As mentioned, it is shot from a birds eye perspective; this makes the man appear subjugated (in stark contrast with his physical appearance). The man’s face is not visible, he has no identity and becomes, to the viewer, a homogenised, black inmate in America;s deep south. His adversity becomes the adversity of his people, and the problem presented in the image becomes a societal one.

Afghanistan 1986- James Nachtwey

May 9, 2010

James Nachtwey, American war photographer and photojournalist, has covered some of the most grisly conflicts of recent decades. The above photograph depicts Afghan Mujahedin at prayer before resuming operations against Russian forces in 1986.

I find it a striking shot predominantly due to its strong design elements. The fighters, kneeling in prayer are framed so that only their knees and hands are visible. Their knees form a strong horizontal line and completely consumes the top third of the image. The greys and blues of their garments are punctuated by their darker hands.
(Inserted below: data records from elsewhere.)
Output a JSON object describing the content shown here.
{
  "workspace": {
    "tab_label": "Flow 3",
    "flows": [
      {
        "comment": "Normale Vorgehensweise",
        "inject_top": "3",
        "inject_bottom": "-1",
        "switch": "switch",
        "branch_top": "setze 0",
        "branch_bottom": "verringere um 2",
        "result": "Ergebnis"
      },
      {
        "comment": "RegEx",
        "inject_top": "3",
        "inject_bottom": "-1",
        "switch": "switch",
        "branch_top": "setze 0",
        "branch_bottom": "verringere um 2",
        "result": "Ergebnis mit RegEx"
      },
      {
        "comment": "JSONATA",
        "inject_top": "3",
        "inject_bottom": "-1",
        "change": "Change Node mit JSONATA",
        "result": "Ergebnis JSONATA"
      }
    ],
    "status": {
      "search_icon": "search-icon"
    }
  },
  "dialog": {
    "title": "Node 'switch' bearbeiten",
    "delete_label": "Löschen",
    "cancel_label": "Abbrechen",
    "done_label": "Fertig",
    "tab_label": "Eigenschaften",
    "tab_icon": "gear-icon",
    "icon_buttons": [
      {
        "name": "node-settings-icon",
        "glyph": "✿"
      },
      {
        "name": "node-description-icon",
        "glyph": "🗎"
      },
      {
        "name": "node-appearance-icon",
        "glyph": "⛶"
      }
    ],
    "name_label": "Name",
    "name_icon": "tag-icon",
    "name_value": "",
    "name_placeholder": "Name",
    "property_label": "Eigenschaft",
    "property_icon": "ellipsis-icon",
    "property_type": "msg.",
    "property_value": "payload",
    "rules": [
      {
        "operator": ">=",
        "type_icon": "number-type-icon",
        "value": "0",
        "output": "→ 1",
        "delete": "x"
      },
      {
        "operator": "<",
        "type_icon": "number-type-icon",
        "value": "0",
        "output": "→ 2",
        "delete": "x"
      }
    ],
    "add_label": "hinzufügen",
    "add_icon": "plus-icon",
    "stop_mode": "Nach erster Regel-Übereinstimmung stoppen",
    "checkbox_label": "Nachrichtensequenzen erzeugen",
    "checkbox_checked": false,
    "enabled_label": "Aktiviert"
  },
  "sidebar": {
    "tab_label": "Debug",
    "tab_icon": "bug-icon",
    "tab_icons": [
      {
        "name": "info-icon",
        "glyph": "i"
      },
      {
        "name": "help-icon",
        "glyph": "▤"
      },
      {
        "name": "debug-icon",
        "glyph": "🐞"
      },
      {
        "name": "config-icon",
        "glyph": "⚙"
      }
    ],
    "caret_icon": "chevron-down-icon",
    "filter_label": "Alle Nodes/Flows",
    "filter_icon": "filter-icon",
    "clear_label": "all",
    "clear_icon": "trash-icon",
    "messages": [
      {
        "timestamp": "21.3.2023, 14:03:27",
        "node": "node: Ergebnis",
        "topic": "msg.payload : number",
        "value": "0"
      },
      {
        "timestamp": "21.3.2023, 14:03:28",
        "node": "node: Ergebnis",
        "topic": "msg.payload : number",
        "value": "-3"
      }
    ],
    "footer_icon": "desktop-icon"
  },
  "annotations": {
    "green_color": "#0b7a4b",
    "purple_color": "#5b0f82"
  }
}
Below their knees, four rifle barrels divide the bottom two thirds of the frame menacingly- these vertical lines are staggered against the Mujahedin’s hands and juxtaposed against the strong horizontals- the geometry of the image, while not created with hard lines is strong and ordered, and the impact is that the Mujahedin appear calm, balanced and courtesy of the rifles; deadly.

I also noted that Nachtwey chose not to include the Mujahedin’s faces- perhaps they would not allow this, however, more likely is that this was deliberately designed to create an air of mystique surrounding the warriors – men without identities, united in a common cause and driven by religious fervor.

No Mean Feet

April 11, 2010

Another Tumblr rip off- same tumblr, so again I can’t credit the artist..

I love the movement in this shot, the repetition of all the dancer’s feet in the air at once – it captures the synchronicity of dance in a way that is difficult in a still shot.Obviously a fast shutter speed has been used to freeze the dancers without any movement blur.

The shot is obviously being lit by the window in the background which provides a very organic, earnest atmosphere – the floor appears nicely textured and gives the audience a sense of the countless hours of training that have been conducted here.

Brand Irony – Sharad Haksar

March 10, 2010

Shot by Sharad Haksar in

This image appeals to me on lots of different levels- the first being the humor – there’s something about toilet humor that transcends culture & the irreverence of global brand denigration (by a third world child) is delicious. The dog standing quizzically, observing the defilement of the wall is brilliant.

The sad irony is that the third world does not piss on first world corporations. More often it’s the other way around.

On a visual level, I like the colours in this shot- the atmosphere of a hot, third world country is captured by the browns and reds. The strong light adds to this effect.